Summary: A message on the role of deacons in the local congregation
SPECIAL DAY: INSTALLATION OF DEACONS
“DISCUSSING THE DEACONS”
Today is a special day. We install some new deacons today. And they get the joy of participating in their first board meeting tonight.
There has been some confusion regarding the role of deacons within the church of Christ. Some come from denominational backgrounds where deacons do the work of the elders. Elders and deacons are not the same thing. They are two different callings and vocations.
But we are not here today to talk about elders. In fact, in our situation her in Martinsville, we are operating without elders at this present time. My prayer is that we will soon be back to full compliance with the New Testament in fairly short order. But as of right now, we have no one who is ready, willing, or able to fulfill the responsibilities of that office. But we do have deacons and they are Biblical in scope and function.

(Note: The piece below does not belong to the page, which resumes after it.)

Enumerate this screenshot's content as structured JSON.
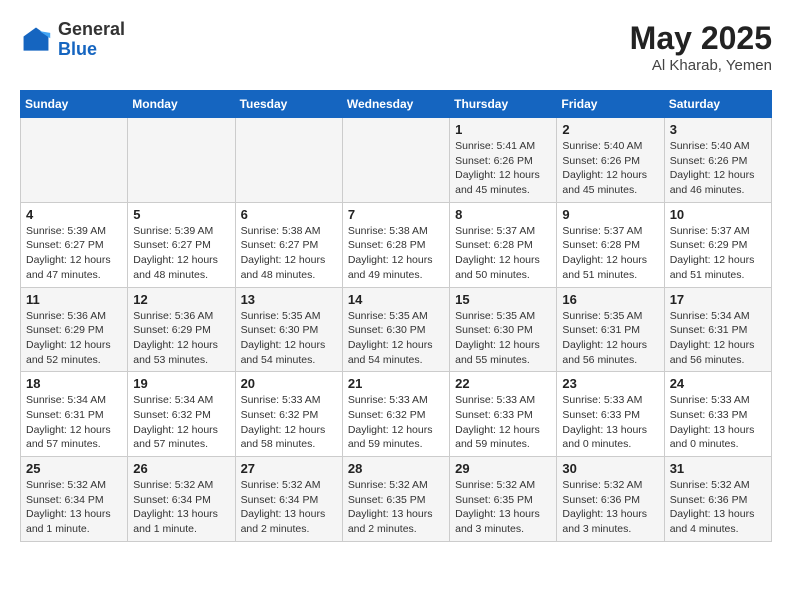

The word in the original language translated as “deacon” or “deacons” is a word that occurs 29 times in the New Testament. Only four of those 29 times is it used to refer to a specific functional office in the church.
The basic meaning of this word is “servant.” It’s often used to describe someone who serves at the table. That’s how it’s used in Jn. 2:5 [the Wedding at Cana] – “His mother said to the servants, ‘Do whatever he tells you.’”
It’s also used to describe those who serve God. It’s used regularly in what can be referred to as the “servant of” passages. Here are some examples. 2 Cor. 6:4 – “Rather, as servants of God we commend ourselves in every way.” Eph. 3:7 – “I became a servant of this gospel by the gift of God’s grace given me through the working of his power.” Col. 1:23 – “This is the gospel that you heard and that has been proclaimed to every creature under heaven, and of which I, Paul, have become a servant.” Col. 1:25 – [talking about the church, Paul says,] “I have become its servant by the commission God gave me to present to you the word of God in its fullness.”
All Christians should be servants. Our example is our own Lord. The real work of service is seen in the person and work of Jesus Christ. On the night before He went to the cross, Jesus stripped off His outer garments, took a basin of water and towel, and did the work of the lowliest servant. He washed the feet of His disciples – even the feet of one who would betray Him in a short time.
But, even though every Christian should be a servant, some servants are set apart for special ministries in the New Testament church. They are to be distinguished from others who serve.
In our passage this morning, we see a description of these “special servants.” They are called to serve alongside a body of elders to meet the needs of Christ’s church. They have been termed “ministers of mercy” by some writers.